Besides wannabe left-wing hero Russ and the programme's bien pensant Guardian-writing presenter Tom Sutcliffe, we also had a left-wing campaigner David Babbs, executive director of 38 Degrees, which campaigns against Israel (among other things), and a U.S. Democrat-supporting/U.S. Republican-bashing philosopher, Susan Neiman (who bashed U.S. foreign policy from the Left). The final guest, who didn't venture a strong opinion on modern matters, was historian Juliet Barker. She wants the Peasants' Revolt re-classed as the Great Revolt, and presented it - in Ed Miliband-like language - as being all about "the squeezed middle".
Now, I enjoyed Juliet Barker's revisionist take on the Peasants' Revolt, though I didn't get Susan Neiman's rather nebulous point, and didn't buy her premise either - that the age between 16 and 25 is the worst time of peoples' lives. Russ moaned about being misrepresented by critics and then proceeded to misrepresent his fellow guests. (Oh Russ!). And David Babbs was suitably left-wing.
The programme really could have done with a right-winger. I'm not quite sure why no one on the production team at Start the Week thought it worthwhile asking one, but (for whatever reason) they didn't.
Capitalism got quite a bashing there, understandably.
Next week's edition will doubtless also focus on capitalism, as the topic up for discussion is going to be The Language of Money.
Looking at the guest list, we've got ex-New Statesman editor and well-known 'to-the-left-of-New Labour' figure John Kampfner, Keynesian FT columnist Martin Wolf, left-leaning novelist and London Review of Books regular John Lanchester and writer and self-declared socialist Naomi Alderman.
I think we can guess where that's going.
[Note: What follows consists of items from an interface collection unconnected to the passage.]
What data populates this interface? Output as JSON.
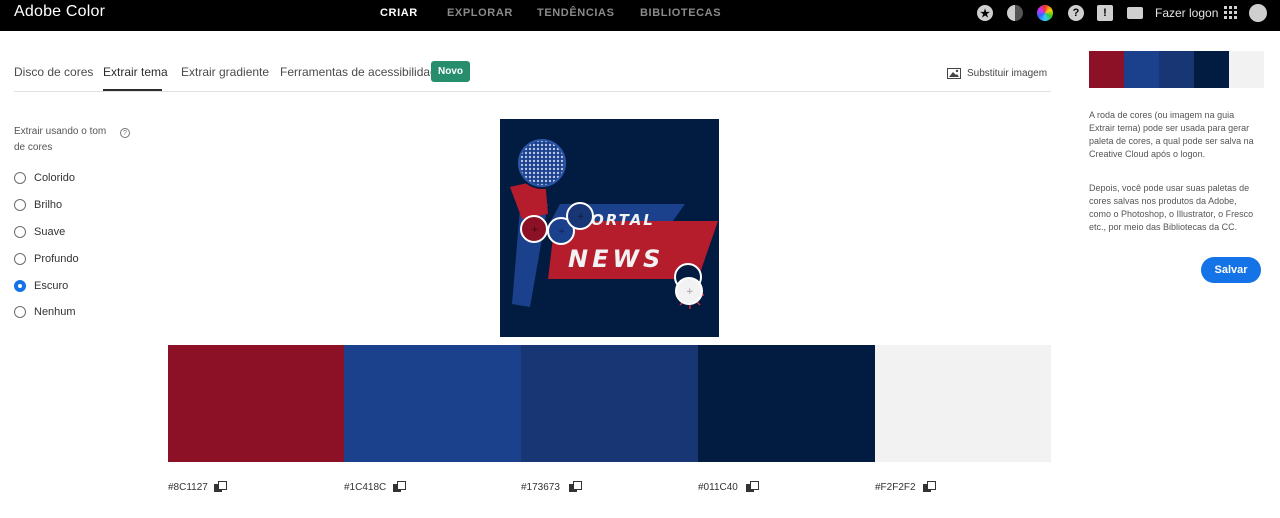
{
  "header": {
    "brand": "Adobe Color",
    "nav": [
      {
        "label": "CRIAR",
        "active": true
      },
      {
        "label": "EXPLORAR",
        "active": false
      },
      {
        "label": "TENDÊNCIAS",
        "active": false
      },
      {
        "label": "BIBLIOTECAS",
        "active": false
      }
    ],
    "icons": [
      "star-icon",
      "contrast-icon",
      "color-wheel-icon",
      "help-icon",
      "alert-icon",
      "chat-icon",
      "apps-grid-icon",
      "creative-cloud-icon"
    ],
    "help_glyph": "?",
    "alert_glyph": "!",
    "login": "Fazer logon"
  },
  "tabs": {
    "items": [
      {
        "label": "Disco de cores",
        "active": false
      },
      {
        "label": "Extrair tema",
        "active": true
      },
      {
        "label": "Extrair gradiente",
        "active": false
      },
      {
        "label": "Ferramentas de acessibilidade",
        "active": false
      }
    ],
    "badge": "Novo",
    "replace_image": "Substituir imagem"
  },
  "options": {
    "label": "Extrair usando o tom de cores",
    "help_glyph": "?",
    "items": [
      {
        "label": "Colorido",
        "checked": false
      },
      {
        "label": "Brilho",
        "checked": false
      },
      {
        "label": "Suave",
        "checked": false
      },
      {
        "label": "Profundo",
        "checked": false
      },
      {
        "label": "Escuro",
        "checked": true
      },
      {
        "label": "Nenhum",
        "checked": false
      }
    ]
  },
  "image": {
    "text_line1": "ORTAL",
    "text_line2": "NEWS",
    "picker_glyph": "+"
  },
  "palette": [
    {
      "hex": "#8C1127",
      "color": "#8c1127"
    },
    {
      "hex": "#1C418C",
      "color": "#1c418c"
    },
    {
      "hex": "#173673",
      "color": "#173673"
    },
    {
      "hex": "#011C40",
      "color": "#011c40"
    },
    {
      "hex": "#F2F2F2",
      "color": "#f2f2f2"
    }
  ],
  "sidebar": {
    "info1": "A roda de cores (ou imagem na guia Extrair tema) pode ser usada para gerar paleta de cores, a qual pode ser salva na Creative Cloud após o logon.",
    "info2": "Depois, você pode usar suas paletas de cores salvas nos produtos da Adobe, como o Photoshop, o Illustrator, o Fresco etc., por meio das Bibliotecas da CC.",
    "save": "Salvar"
  }
}
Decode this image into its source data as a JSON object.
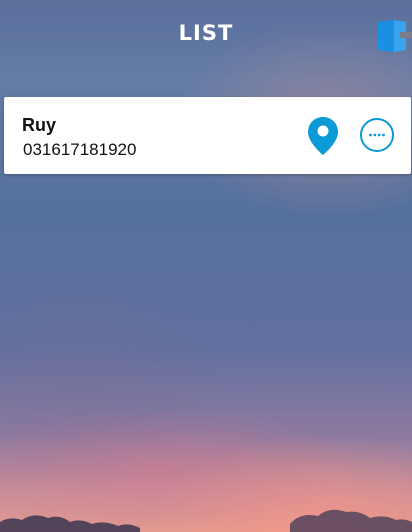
{
  "header": {
    "title": "LIST",
    "exit_icon": "exit-door-icon"
  },
  "contacts": [
    {
      "name": "Ruy",
      "phone": "031617181920",
      "actions": [
        "location-pin-icon",
        "more-options-icon"
      ]
    }
  ],
  "colors": {
    "accent": "#0b9ad6",
    "card_background": "#ffffff",
    "title_text": "#ffffff"
  }
}
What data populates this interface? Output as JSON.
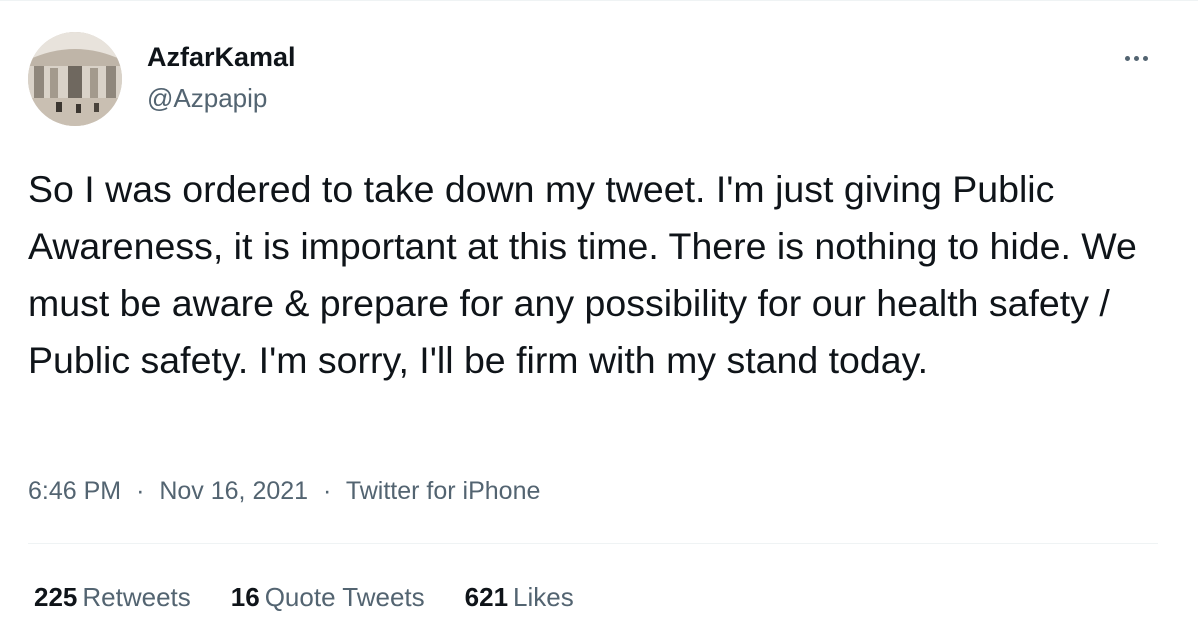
{
  "tweet": {
    "author": {
      "display_name": "AzfarKamal",
      "handle": "@Azpapip"
    },
    "text": "So I was ordered to take down my tweet. I'm just giving Public Awareness, it is important at this time. There is nothing to hide. We must be aware & prepare for any possibility for our health safety / Public safety. I'm sorry, I'll be firm with my stand today.",
    "time": "6:46 PM",
    "separator": "·",
    "date": "Nov 16, 2021",
    "source": "Twitter for iPhone",
    "stats": {
      "retweets": {
        "count": "225",
        "label": "Retweets"
      },
      "quote_tweets": {
        "count": "16",
        "label": "Quote Tweets"
      },
      "likes": {
        "count": "621",
        "label": "Likes"
      }
    }
  },
  "icons": {
    "more": "more-horizontal-icon"
  },
  "colors": {
    "text_primary": "#0f1419",
    "text_secondary": "#536471",
    "divider": "#eff3f4",
    "background": "#ffffff"
  }
}
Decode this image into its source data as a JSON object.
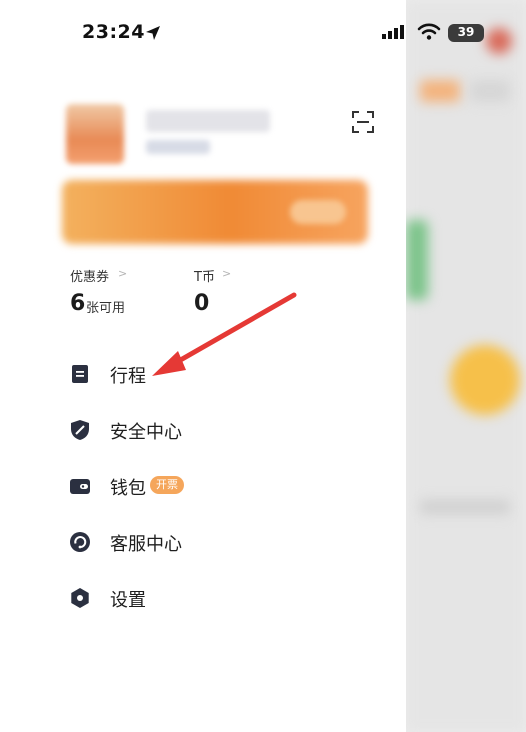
{
  "status_bar": {
    "time": "23:24",
    "battery": "39"
  },
  "wallet_stats": {
    "coupons": {
      "label": "优惠券",
      "count": "6",
      "unit": "张可用"
    },
    "t_coins": {
      "label": "T币",
      "count": "0"
    }
  },
  "menu": [
    {
      "label": "行程",
      "icon": "document-icon"
    },
    {
      "label": "安全中心",
      "icon": "shield-icon"
    },
    {
      "label": "钱包",
      "icon": "wallet-icon",
      "badge": "开票"
    },
    {
      "label": "客服中心",
      "icon": "headset-icon"
    },
    {
      "label": "设置",
      "icon": "gear-icon"
    }
  ],
  "colors": {
    "accent_orange": "#f08a35",
    "badge_orange": "#f5a65b",
    "annotation_red": "#e53935",
    "icon_dark": "#2b3040"
  }
}
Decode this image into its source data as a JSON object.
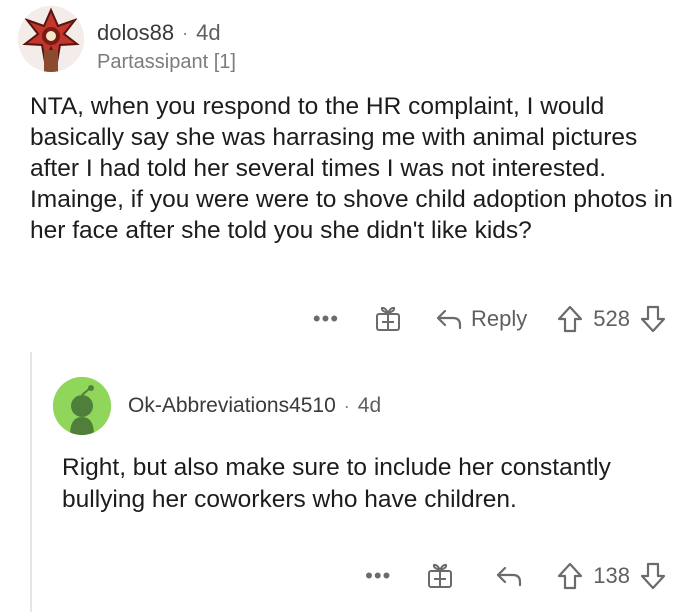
{
  "comment": {
    "author": "dolos88",
    "separator": "·",
    "time": "4d",
    "flair": "Partassipant [1]",
    "body": "NTA, when you respond to the HR complaint, I would basically say she was harrasing me with animal pictures after I had told her several times I was not interested. Imainge, if you were were to shove child adoption photos in her face after she told you she didn't like kids?",
    "actions": {
      "more_label": "•••",
      "reply_label": "Reply",
      "score": "528"
    }
  },
  "reply": {
    "author": "Ok-Abbreviations4510",
    "separator": "·",
    "time": "4d",
    "body": "Right, but also make sure to include her constantly bullying her coworkers who have children.",
    "actions": {
      "more_label": "•••",
      "score": "138"
    }
  },
  "icons": {
    "avatar1": "demogorgon-avatar-icon",
    "avatar2": "reddit-snoo-avatar-icon",
    "award": "gift-award-icon",
    "reply": "reply-arrow-icon",
    "upvote": "upvote-arrow-icon",
    "downvote": "downvote-arrow-icon"
  },
  "colors": {
    "text": "#1c1c1c",
    "muted": "#6b6b6b",
    "avatar2_bg": "#8fd65a",
    "thread_line": "#e6e6e6"
  }
}
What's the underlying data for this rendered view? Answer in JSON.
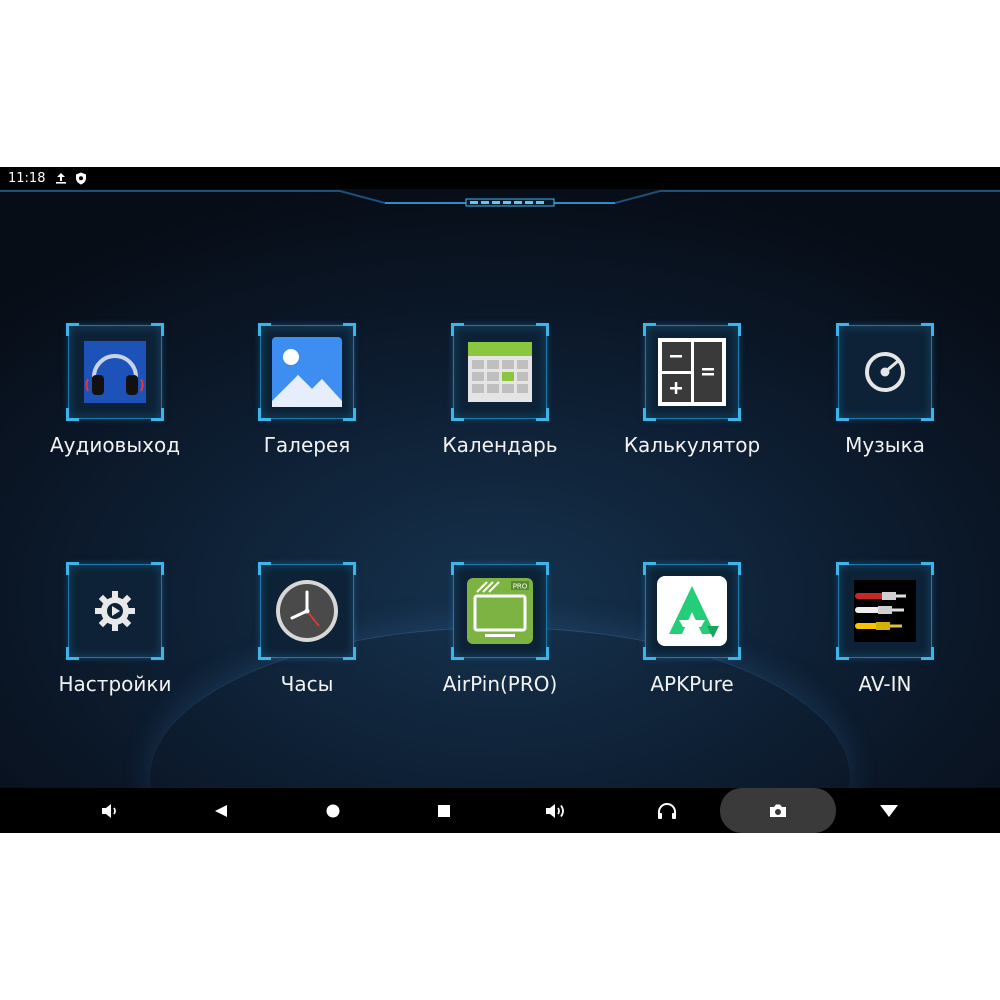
{
  "status_bar": {
    "time": "11:18",
    "icons": [
      "upload-icon",
      "shield-icon"
    ]
  },
  "apps": [
    {
      "label": "Аудиовыход",
      "icon": "headphones-icon"
    },
    {
      "label": "Галерея",
      "icon": "gallery-icon"
    },
    {
      "label": "Календарь",
      "icon": "calendar-icon"
    },
    {
      "label": "Калькулятор",
      "icon": "calculator-icon"
    },
    {
      "label": "Музыка",
      "icon": "music-icon"
    },
    {
      "label": "Настройки",
      "icon": "settings-icon"
    },
    {
      "label": "Часы",
      "icon": "clock-icon"
    },
    {
      "label": "AirPin(PRO)",
      "icon": "airpin-icon"
    },
    {
      "label": "APKPure",
      "icon": "apkpure-icon"
    },
    {
      "label": "AV-IN",
      "icon": "av-cables-icon"
    }
  ],
  "nav_bar": [
    "volume-down-icon",
    "back-icon",
    "home-icon",
    "recents-icon",
    "volume-up-icon",
    "headphones-icon",
    "camera-icon",
    "dropdown-icon"
  ],
  "colors": {
    "tile_border": "#1e78a8",
    "tile_corner": "#3fb4e8",
    "background": "#0e2035",
    "bar": "#000000"
  }
}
Time for all of us top-hatted fans of capitalism to make for the exit doors it seems.